Directions for this task:
Set down each entry again exactly as written.

━━━ Raw data

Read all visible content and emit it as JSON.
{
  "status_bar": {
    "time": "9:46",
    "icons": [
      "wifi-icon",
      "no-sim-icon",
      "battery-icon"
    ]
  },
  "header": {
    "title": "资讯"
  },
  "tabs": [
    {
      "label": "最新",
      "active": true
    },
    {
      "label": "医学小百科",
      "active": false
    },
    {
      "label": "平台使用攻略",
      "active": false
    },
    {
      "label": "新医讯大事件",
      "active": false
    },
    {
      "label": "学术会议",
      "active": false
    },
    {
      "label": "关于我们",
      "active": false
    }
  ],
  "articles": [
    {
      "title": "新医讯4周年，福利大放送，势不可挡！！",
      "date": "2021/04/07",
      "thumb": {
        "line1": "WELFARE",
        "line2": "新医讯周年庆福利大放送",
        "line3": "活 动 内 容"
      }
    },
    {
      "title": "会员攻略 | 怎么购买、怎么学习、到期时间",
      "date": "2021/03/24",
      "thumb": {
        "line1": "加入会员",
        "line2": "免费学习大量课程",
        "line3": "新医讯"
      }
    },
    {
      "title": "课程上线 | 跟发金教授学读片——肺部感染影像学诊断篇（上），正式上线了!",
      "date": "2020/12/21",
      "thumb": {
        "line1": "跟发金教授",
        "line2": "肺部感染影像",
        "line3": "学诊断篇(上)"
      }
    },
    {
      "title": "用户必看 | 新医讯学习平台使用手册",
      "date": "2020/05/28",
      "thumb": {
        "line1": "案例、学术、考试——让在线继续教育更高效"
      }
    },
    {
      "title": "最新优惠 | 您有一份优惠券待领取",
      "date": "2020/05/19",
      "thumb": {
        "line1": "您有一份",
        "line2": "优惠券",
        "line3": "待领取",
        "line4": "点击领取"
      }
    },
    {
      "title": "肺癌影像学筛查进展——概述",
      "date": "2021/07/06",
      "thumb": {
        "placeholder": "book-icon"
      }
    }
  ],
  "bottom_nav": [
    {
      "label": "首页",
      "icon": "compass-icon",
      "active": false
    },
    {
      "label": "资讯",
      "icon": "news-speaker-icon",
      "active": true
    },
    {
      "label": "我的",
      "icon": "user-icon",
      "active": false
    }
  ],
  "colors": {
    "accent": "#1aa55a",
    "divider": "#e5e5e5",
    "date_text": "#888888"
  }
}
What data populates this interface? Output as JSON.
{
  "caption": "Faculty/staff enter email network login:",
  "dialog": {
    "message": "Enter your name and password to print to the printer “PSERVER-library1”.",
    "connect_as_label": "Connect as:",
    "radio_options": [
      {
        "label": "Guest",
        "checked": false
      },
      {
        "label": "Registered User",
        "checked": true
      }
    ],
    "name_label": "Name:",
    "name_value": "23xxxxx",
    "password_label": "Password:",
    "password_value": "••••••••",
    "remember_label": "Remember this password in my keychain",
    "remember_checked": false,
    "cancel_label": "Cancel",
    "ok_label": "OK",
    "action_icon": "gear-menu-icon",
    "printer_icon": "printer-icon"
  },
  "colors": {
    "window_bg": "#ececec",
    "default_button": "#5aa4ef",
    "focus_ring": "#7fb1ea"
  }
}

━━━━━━

Solution to this problem:
Read all visible content and emit it as JSON.
{
  "status_bar": {
    "time": "9:46",
    "icons": [
      "wifi-icon",
      "no-sim-icon",
      "battery-icon"
    ]
  },
  "header": {
    "title": "资讯"
  },
  "tabs": [
    {
      "label": "最新",
      "active": true
    },
    {
      "label": "医学小百科",
      "active": false
    },
    {
      "label": "平台使用攻略",
      "active": false
    },
    {
      "label": "新医讯大事件",
      "active": false
    },
    {
      "label": "学术会议",
      "active": false
    },
    {
      "label": "关于我们",
      "active": false
    }
  ],
  "articles": [
    {
      "title": "新医讯4周年，福利大放送，势不可挡！！",
      "date": "2021/04/07",
      "thumb": {
        "line1": "WELFARE",
        "line2": "新医讯周年庆福利大放送",
        "line3": "活 动 内 容"
      }
    },
    {
      "title": "会员攻略 | 怎么购买、怎么学习、到期时间",
      "date": "2021/03/24",
      "thumb": {
        "line1": "加入会员",
        "line2": "免费学习大量课程",
        "line3": "新医讯"
      }
    },
    {
      "title": "课程上线 | 跟发金教授学读片——肺部感染影像学诊断篇（上），正式上线了!",
      "date": "2020/12/21",
      "thumb": {
        "line1": "跟发金教授",
        "line2": "肺部感染影像",
        "line3": "学诊断篇(上)"
      }
    },
    {
      "title": "用户必看 | 新医讯学习平台使用手册",
      "date": "2020/05/28",
      "thumb": {
        "line1": "案例、学术、考试——让在线继续教育更高效"
      }
    },
    {
      "title": "最新优惠 | 您有一份优惠券待领取",
      "date": "2020/05/19",
      "thumb": {
        "line1": "您有一份",
        "line2": "优惠券",
        "line3": "待领取",
        "line4": "点击领取"
      }
    },
    {
      "title": "肺癌影像学筛查进展——概述",
      "date": "2021/07/06",
      "thumb": {
        "placeholder": "book-icon"
      }
    }
  ],
  "bottom_nav": [
    {
      "label": "首页",
      "icon": "compass-icon",
      "active": false
    },
    {
      "label": "资讯",
      "icon": "news-speaker-icon",
      "active": true
    },
    {
      "label": "我的",
      "icon": "user-icon",
      "active": false
    }
  ],
  "colors": {
    "accent": "#1aa55a",
    "divider": "#e5e5e5",
    "date_text": "#888888"
  }
}
What data populates this interface? Output as JSON.
{
  "caption": "Faculty/staff enter email network login:",
  "dialog": {
    "message": "Enter your name and password to print to the printer “PSERVER-library1”.",
    "connect_as_label": "Connect as:",
    "radio_options": [
      {
        "label": "Guest",
        "checked": false
      },
      {
        "label": "Registered User",
        "checked": true
      }
    ],
    "name_label": "Name:",
    "name_value": "23xxxxx",
    "password_label": "Password:",
    "password_value": "••••••••",
    "remember_label": "Remember this password in my keychain",
    "remember_checked": false,
    "cancel_label": "Cancel",
    "ok_label": "OK",
    "action_icon": "gear-menu-icon",
    "printer_icon": "printer-icon"
  },
  "colors": {
    "window_bg": "#ececec",
    "default_button": "#5aa4ef",
    "focus_ring": "#7fb1ea"
  }
}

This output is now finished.